Diet of two commercially important shark species in the United Arab Emirates: milk shark and slit-eye shark

paper3Published online on 17. June 2015

Diet of two commercially important shark species in the United Arab Emirates: milk shark, Rhizoprionodon acutus (Rüppell, 1837), and slit-eye shark, Loxodon macrorhinus (Müller & Henle, 1839)

R. W. Jabado, S. M. Al Ghais, W. Hamza, A. C. Henderson, A. A. Al Mesafri


The diets of the milk shark, Rhizoprionodon acutus, and the slit-eye shark, Loxodon macrorhinus, landed from the artisanal fishery in the Arabian Gulf waters of the United Arab Emirates were investigated to determine their dietary preferences. Stomach contents from 57 milk sharks and 53 slit eye sharks were collected from Abu Dhabi (R. acutus, n = 23), Dubai (R. acutus, n = 5; L. macrorhinus, n = 15) and Ras Al Khaimah (R. acutus, n = 29; L. macrorhinus, n = 38) during fishery surveys from January to May 2012. Prey items were identified to the lowest possible taxonomic level, grouped into five categories including ‘teleost fish’, ‘cephalopods’, ‘crustaceans’, ‘invertebrates’, and ‘other’. The diets of both species were described using the numeric, frequency and weight methods, and the index of relative importance (IRI). The majority of stomachs for both species had food, with 66.6% of milk shark stomachs and 90.5% of slit-eye shark stomachs containing prey items, both dominated by small teleosts. Rhizoprionodon acutus fed on a wide variety of teleost species, primarily Engraulidae (anchovies) (28%), Gerreidae (mojarras) (5.6%) and Carangidae (jacks) (1.6%) with occasional crustacean and cephalopod prey (8%). On the other hand, L. macrorhinus seemed to have a preference for one species in terms of teleosts (anchovies) (35.1%) and fed on a wider variety of crustaceans and cephalopods (22.6%). There was little overlap in the diets of these two species, suggesting that they may either be using different habitats or that in these waters, the milk shark is a generalist species while the slit-eye is a specialist feeder.

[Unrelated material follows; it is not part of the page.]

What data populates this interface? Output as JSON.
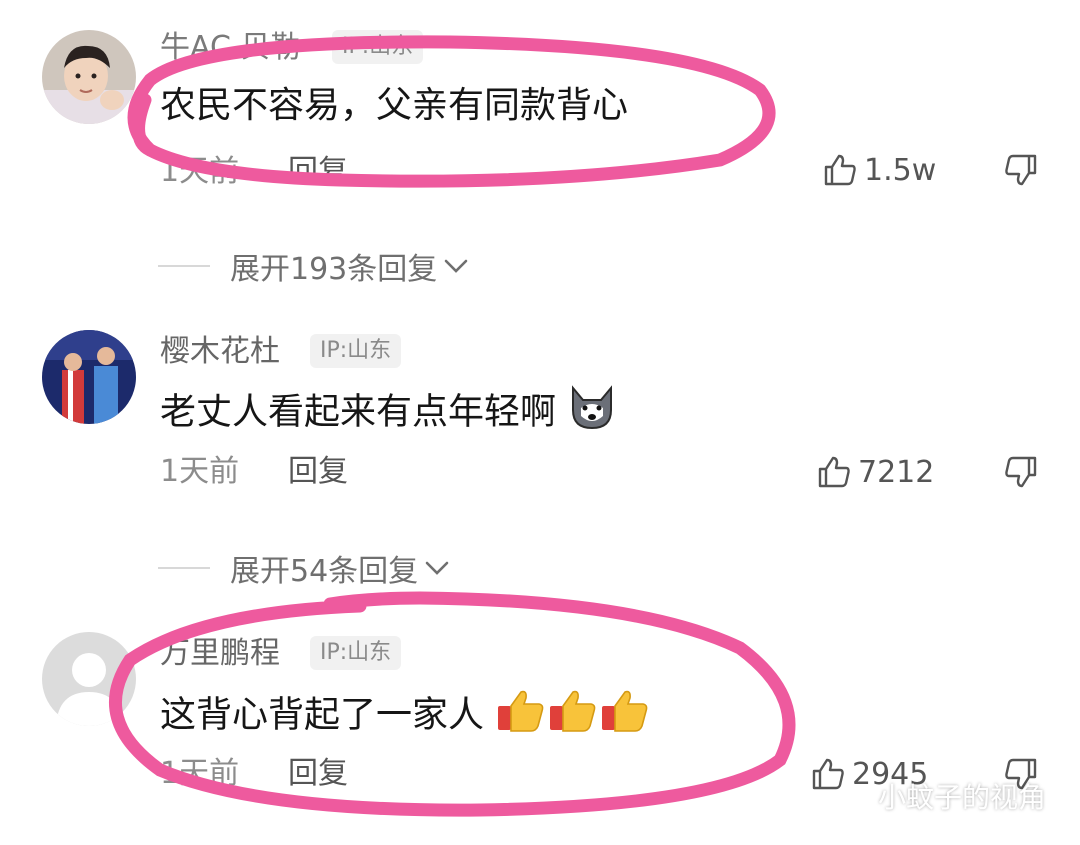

Journal of Applied Ichthyology. Early View Version, doi: 10.1111/jai.12805



Leave a Reply